**What the exercise asks**
In the records below, find each line with "label" and copy it.

*** Extracted entries ***

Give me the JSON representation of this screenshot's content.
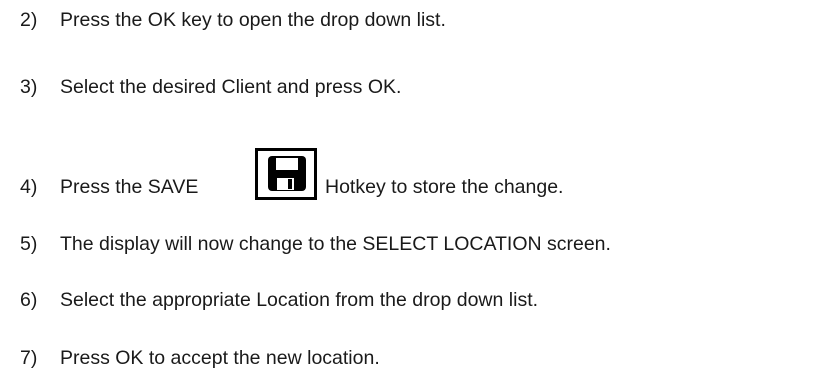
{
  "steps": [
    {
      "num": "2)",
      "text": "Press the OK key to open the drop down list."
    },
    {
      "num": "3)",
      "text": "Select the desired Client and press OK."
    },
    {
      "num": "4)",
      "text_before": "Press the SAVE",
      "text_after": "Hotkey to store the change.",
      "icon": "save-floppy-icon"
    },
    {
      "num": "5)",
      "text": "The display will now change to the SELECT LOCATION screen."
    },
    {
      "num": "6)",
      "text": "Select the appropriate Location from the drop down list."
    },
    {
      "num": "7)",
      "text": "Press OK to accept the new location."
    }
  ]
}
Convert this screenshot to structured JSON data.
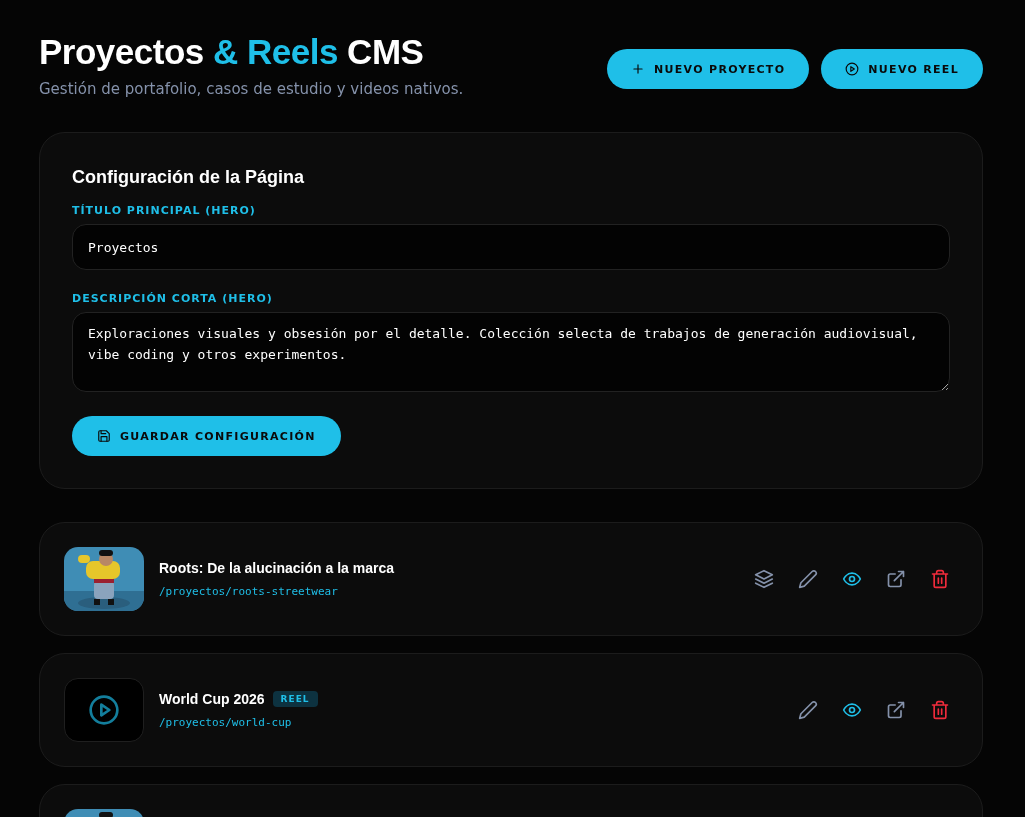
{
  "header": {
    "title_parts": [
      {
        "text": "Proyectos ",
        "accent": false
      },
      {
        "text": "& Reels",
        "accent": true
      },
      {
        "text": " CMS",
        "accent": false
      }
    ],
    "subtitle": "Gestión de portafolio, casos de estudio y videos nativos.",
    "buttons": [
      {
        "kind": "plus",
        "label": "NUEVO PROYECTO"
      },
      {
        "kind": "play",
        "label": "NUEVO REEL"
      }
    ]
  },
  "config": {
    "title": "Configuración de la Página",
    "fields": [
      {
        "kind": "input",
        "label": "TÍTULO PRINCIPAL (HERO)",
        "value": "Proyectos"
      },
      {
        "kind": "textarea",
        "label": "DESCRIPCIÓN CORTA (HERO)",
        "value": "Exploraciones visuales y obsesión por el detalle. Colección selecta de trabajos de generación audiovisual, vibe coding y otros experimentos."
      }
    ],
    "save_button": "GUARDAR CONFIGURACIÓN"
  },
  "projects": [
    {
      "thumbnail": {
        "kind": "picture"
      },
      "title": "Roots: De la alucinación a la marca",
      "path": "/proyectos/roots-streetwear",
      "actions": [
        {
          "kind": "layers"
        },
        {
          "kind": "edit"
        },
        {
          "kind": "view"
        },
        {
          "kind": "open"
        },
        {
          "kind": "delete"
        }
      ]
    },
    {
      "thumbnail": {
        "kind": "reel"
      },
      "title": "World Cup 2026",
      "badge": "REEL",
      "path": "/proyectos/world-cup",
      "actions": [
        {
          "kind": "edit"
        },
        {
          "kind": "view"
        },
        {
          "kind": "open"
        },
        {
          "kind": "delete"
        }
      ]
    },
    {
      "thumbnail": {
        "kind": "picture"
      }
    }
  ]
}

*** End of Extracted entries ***

**Response below**
        "label": "NUEVO PROYECTO"
        "label": "NUEVO REEL"
        "label": "TÍTULO PRINCIPAL (HERO)",
        "label": "DESCRIPCIÓN CORTA (HERO)",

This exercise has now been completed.